No two states have the exact same software taxability rules and rates, so you need to account for all the variations. That means, for example, taxing SaaS where it should be taxed, such as in Ohio and Massachusetts, and not taxing it where it should be exempt, such as in California and Iowa.
Key takeaway: Once you have nexus, you’ll need to have a firm grasp on a state’s taxability rules and how to apply them to your products. You’ll also need to be nimble enough in your sales tax processes to account for changing rules and regulations. They’re never set in stone. Rather, you should expect change from the states in 2018 and beyond.
3. Identify and close gaps in your compliance
The more you understand nexus and software taxation, the more you may identify gaps in your current compliance efforts. Did you miss a nexus trigger when you hired a remote worker in a different state? Are you applying the wrong sales tax rate on your transactions in another state due to an outdated tax table? Conducting a risk assessment may help. It might also be a good time to hire a sales tax specialist to examine your nexus and other compliance efforts.

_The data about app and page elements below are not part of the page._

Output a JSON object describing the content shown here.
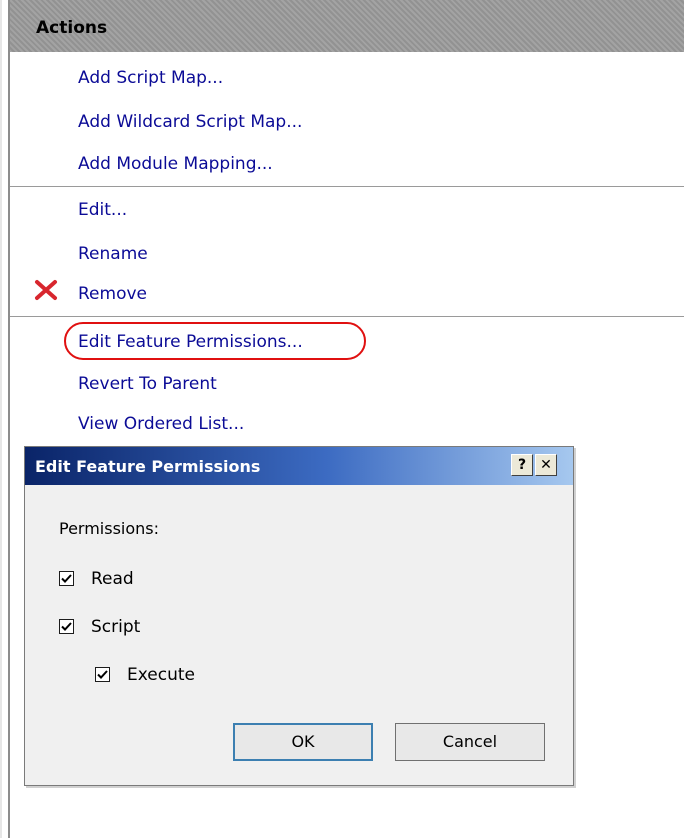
{
  "actions": {
    "title": "Actions",
    "group1": [
      "Add Script Map...",
      "Add Wildcard Script Map...",
      "Add Module Mapping..."
    ],
    "group2": [
      "Edit...",
      "Rename",
      "Remove"
    ],
    "group3": [
      "Edit Feature Permissions...",
      "Revert To Parent",
      "View Ordered List..."
    ]
  },
  "dialog": {
    "title": "Edit Feature Permissions",
    "help_glyph": "?",
    "close_glyph": "✕",
    "permissions_label": "Permissions:",
    "checkboxes": [
      {
        "label": "Read",
        "checked": true
      },
      {
        "label": "Script",
        "checked": true
      },
      {
        "label": "Execute",
        "checked": true
      }
    ],
    "ok_label": "OK",
    "cancel_label": "Cancel"
  },
  "icons": {
    "remove": "x-icon"
  },
  "colors": {
    "link": "#0b0b96",
    "header_bg": "#9b9b9b",
    "highlight": "#e01010",
    "remove_icon": "#d8262e"
  }
}
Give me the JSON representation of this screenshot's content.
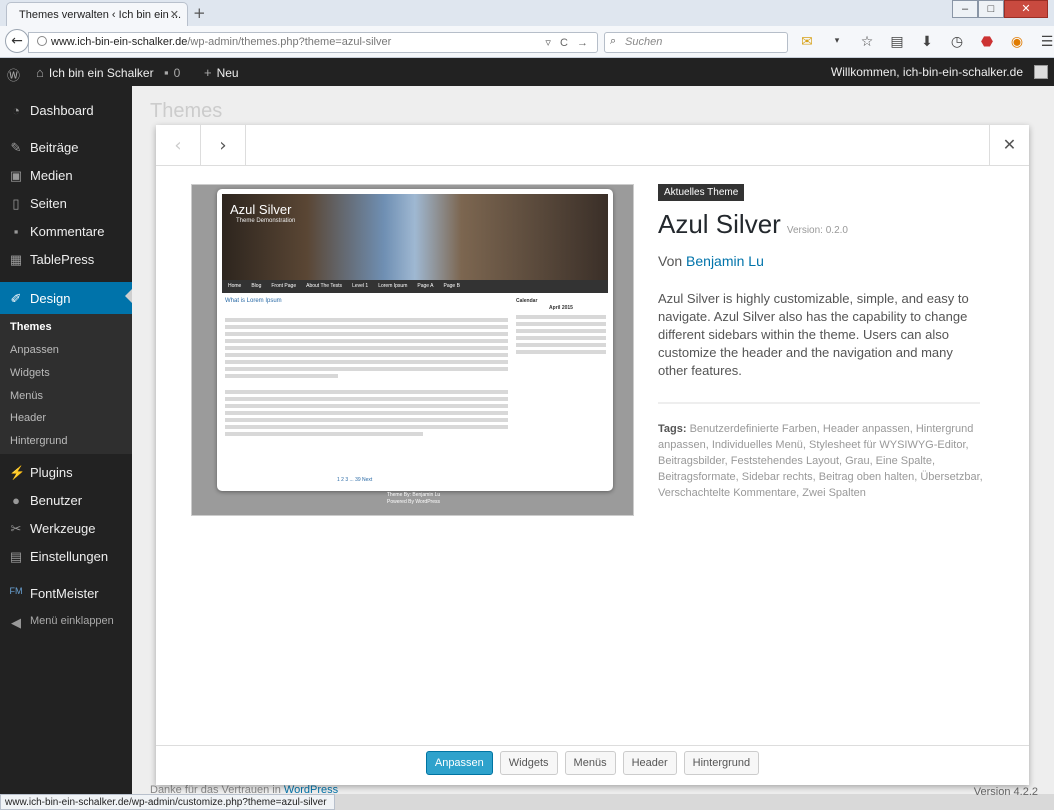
{
  "browser": {
    "tab_title": "Themes verwalten ‹ Ich bin ein ...",
    "url_domain": "www.ich-bin-ein-schalker.de",
    "url_path": "/wp-admin/themes.php?theme=azul-silver",
    "search_placeholder": "Suchen",
    "status_url": "www.ich-bin-ein-schalker.de/wp-admin/customize.php?theme=azul-silver"
  },
  "adminbar": {
    "site_name": "Ich bin ein Schalker",
    "comments_count": "0",
    "new_label": "Neu",
    "greeting": "Willkommen, ich-bin-ein-schalker.de"
  },
  "sidebar": {
    "items": [
      {
        "label": "Dashboard",
        "icon": "dashboard-icon"
      },
      {
        "label": "Beiträge",
        "icon": "pin-icon"
      },
      {
        "label": "Medien",
        "icon": "media-icon"
      },
      {
        "label": "Seiten",
        "icon": "page-icon"
      },
      {
        "label": "Kommentare",
        "icon": "comment-icon"
      },
      {
        "label": "TablePress",
        "icon": "table-icon"
      },
      {
        "label": "Design",
        "icon": "brush-icon"
      },
      {
        "label": "Plugins",
        "icon": "plugin-icon"
      },
      {
        "label": "Benutzer",
        "icon": "user-icon"
      },
      {
        "label": "Werkzeuge",
        "icon": "wrench-icon"
      },
      {
        "label": "Einstellungen",
        "icon": "settings-icon"
      },
      {
        "label": "FontMeister",
        "icon": "fm-icon"
      }
    ],
    "submenu": [
      "Themes",
      "Anpassen",
      "Widgets",
      "Menüs",
      "Header",
      "Hintergrund"
    ],
    "collapse_label": "Menü einklappen"
  },
  "background": {
    "page_title": "Themes",
    "footer_prefix": "Danke für das Vertrauen in ",
    "footer_link": "WordPress",
    "version": "Version 4.2.2"
  },
  "theme": {
    "badge": "Aktuelles Theme",
    "name": "Azul Silver",
    "version": "Version: 0.2.0",
    "author_prefix": "Von ",
    "author": "Benjamin Lu",
    "description": "Azul Silver is highly customizable, simple, and easy to navigate. Azul Silver also has the capability to change different sidebars within the theme. Users can also customize the header and the navigation and many other features.",
    "tags_label": "Tags:",
    "tags": "Benutzerdefinierte Farben, Header anpassen, Hintergrund anpassen, Individuelles Menü, Stylesheet für WYSIWYG-Editor, Beitragsbilder, Feststehendes Layout, Grau, Eine Spalte, Beitragsformate, Sidebar rechts, Beitrag oben halten, Übersetzbar, Verschachtelte Kommentare, Zwei Spalten"
  },
  "footer_buttons": {
    "customize": "Anpassen",
    "widgets": "Widgets",
    "menus": "Menüs",
    "header": "Header",
    "background": "Hintergrund"
  },
  "preview": {
    "title": "Azul Silver",
    "subtitle": "Theme Demonstration",
    "nav": [
      "Home",
      "Blog",
      "Front Page",
      "About The Tests",
      "Level 1",
      "Lorem Ipsum",
      "Page A",
      "Page B"
    ],
    "post_title": "What is Lorem Ipsum",
    "calendar_title": "Calendar",
    "calendar_month": "April 2015",
    "pagination": "1  2  3  ...  39  Next",
    "footer_line1": "Theme By: Benjamin Lu",
    "footer_line2": "Powered By WordPress"
  }
}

Key takeaway: Cleaning up those tax skeletons in the closet today will help set you up for successful compliance tomorrow. You always need to look sharp with your sales tax compliance in the event of an audit or other scrutiny of your company’s financial health.

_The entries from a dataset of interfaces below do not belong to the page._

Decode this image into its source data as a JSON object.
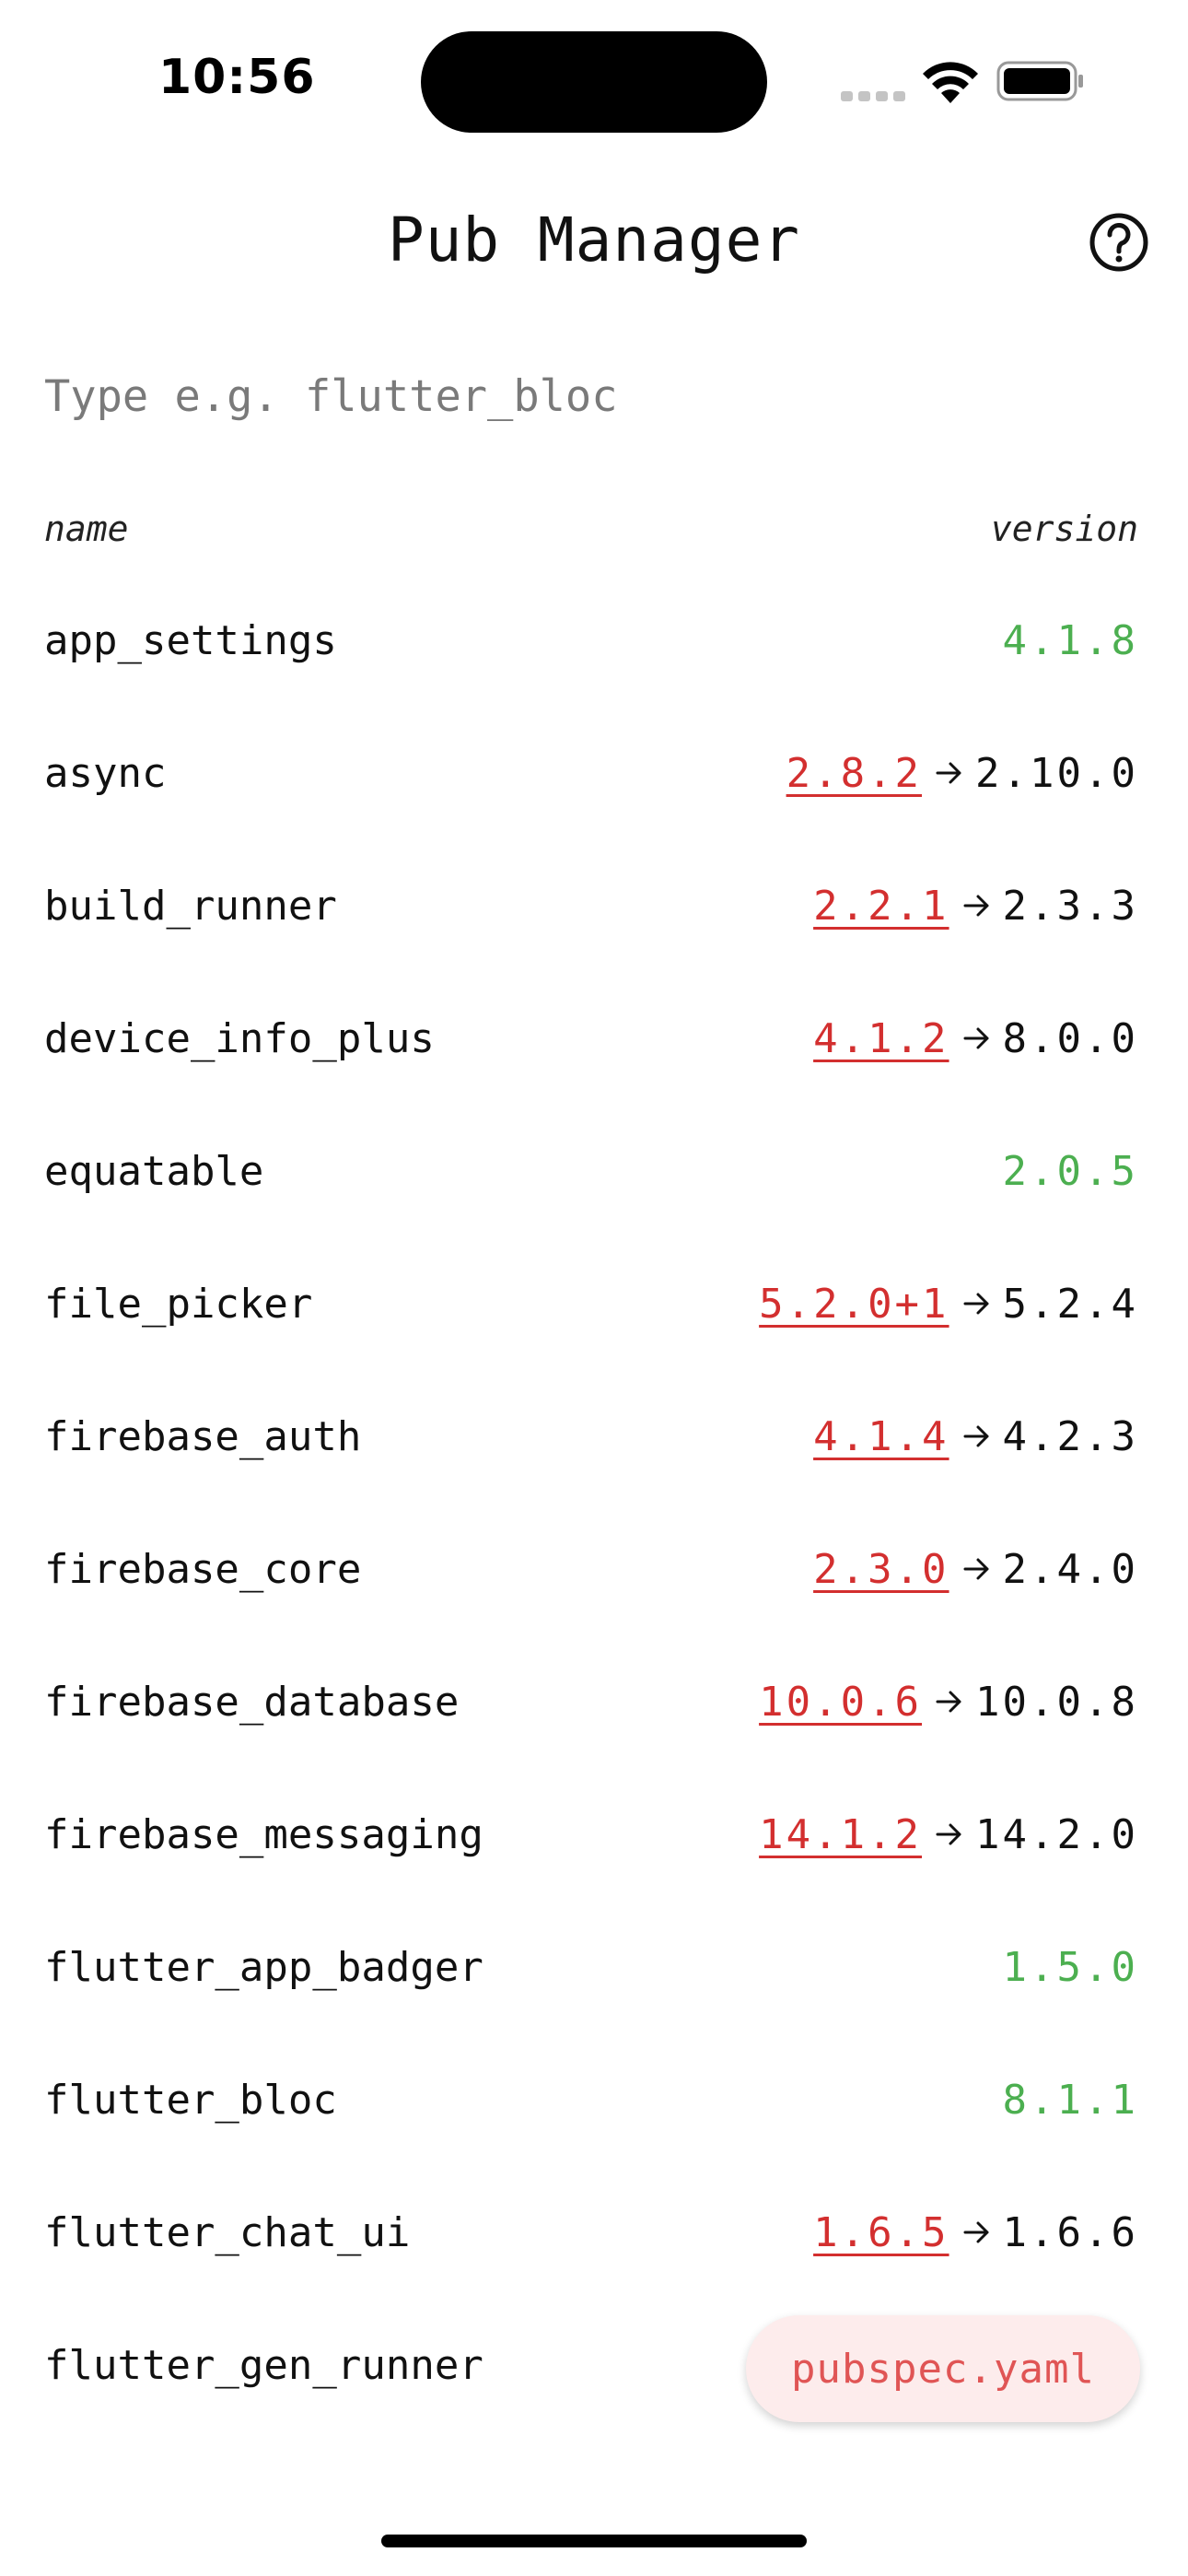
{
  "status_bar": {
    "time": "10:56"
  },
  "header": {
    "title": "Pub Manager",
    "help_icon": "question-circle-icon"
  },
  "search": {
    "placeholder": "Type e.g. flutter_bloc",
    "value": ""
  },
  "table": {
    "col_name": "name",
    "col_version": "version"
  },
  "packages": [
    {
      "name": "app_settings",
      "current": "4.1.8",
      "latest": "",
      "up_to_date": true
    },
    {
      "name": "async",
      "current": "2.8.2",
      "latest": "2.10.0",
      "up_to_date": false
    },
    {
      "name": "build_runner",
      "current": "2.2.1",
      "latest": "2.3.3",
      "up_to_date": false
    },
    {
      "name": "device_info_plus",
      "current": "4.1.2",
      "latest": "8.0.0",
      "up_to_date": false
    },
    {
      "name": "equatable",
      "current": "2.0.5",
      "latest": "",
      "up_to_date": true
    },
    {
      "name": "file_picker",
      "current": "5.2.0+1",
      "latest": "5.2.4",
      "up_to_date": false
    },
    {
      "name": "firebase_auth",
      "current": "4.1.4",
      "latest": "4.2.3",
      "up_to_date": false
    },
    {
      "name": "firebase_core",
      "current": "2.3.0",
      "latest": "2.4.0",
      "up_to_date": false
    },
    {
      "name": "firebase_database",
      "current": "10.0.6",
      "latest": "10.0.8",
      "up_to_date": false
    },
    {
      "name": "firebase_messaging",
      "current": "14.1.2",
      "latest": "14.2.0",
      "up_to_date": false
    },
    {
      "name": "flutter_app_badger",
      "current": "1.5.0",
      "latest": "",
      "up_to_date": true
    },
    {
      "name": "flutter_bloc",
      "current": "8.1.1",
      "latest": "",
      "up_to_date": true
    },
    {
      "name": "flutter_chat_ui",
      "current": "1.6.5",
      "latest": "1.6.6",
      "up_to_date": false
    },
    {
      "name": "flutter_gen_runner",
      "current": "",
      "latest": "",
      "up_to_date": true
    }
  ],
  "fab": {
    "label": "pubspec.yaml"
  },
  "colors": {
    "up_to_date": "#4caf50",
    "outdated": "#d32f2f",
    "fab_bg": "#fdecec",
    "fab_text": "#e05555"
  }
}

4. Plan for sales tax in conjunction with growth events
The time to plan for sales tax is during the planning stages of your major business initiatives, whether it’s opening an office in another state or implementing digital downloads. Some initiatives will create nexus for your business in new states. Do you have a documented process for entering into and managing a relationship with a new tax authority? Other growth events will create the need for your invoicing and accounting systems to recognize a new type of transaction and tax it according to the different rules and regulations of different states.
Key takeaway: With sales tax considerations baked into your growth events, you can plan for your changing obligations ahead of time. This means you won’t have to scramble to shore up your systems or clean up your compliance going into an audit, or even into a financing event or exit strategy. Remember, sales tax factors into your company’s overall financial health so it’s worth planning for.
5. Rethink the role technology plays in sales tax
If you have nexus in several states, it can seem like a fool’s errand to try to stay on top of changing sales tax rules and regulations with manual research. The majority of respondents in the Avalara survey task in-house resources with the responsibility, and one-fifth rely on third-party advisors. So it’s no wonder that, according to the survey, 7 out of 10 software CFOs want to reduce resources spent on tax-related activities as part of their efficiency goals. In lieu of manual sales tax management, many software companies are turning to reliable tax automation solutions that instantly apply the right sales tax rates and rules to both digital and tangible goods and services.
Key takeaway: Your accounting team has better things to do than track down sales tax rate changes, and your IT department has bigger things on its plate than implementing those changes throughout your accounting and billing ecosystem. By replacing manual processes with automated workflows to handle sales tax calculations, exemptions, and even returns or filing, you free up valuable resources for more strategic work oriented around business growth. You also go a long way in removing the human-error factor from your sales tax compliance picture.
You want to invest fewer resources in sales tax management. Yet as time goes on and your business grows, you find yourself answering to more and more tax authorities. So take steps to lessen the resource drain now. Institute a more efficient sales tax strategy that works for you today and scales with you tomorrow.
Avalara has an entire array of resources that can help you make even more sense of sales tax. Check out Part 2 of the Software Executive’s Guide to Sales Tax to explore how to operationalize your sales tax strategy now.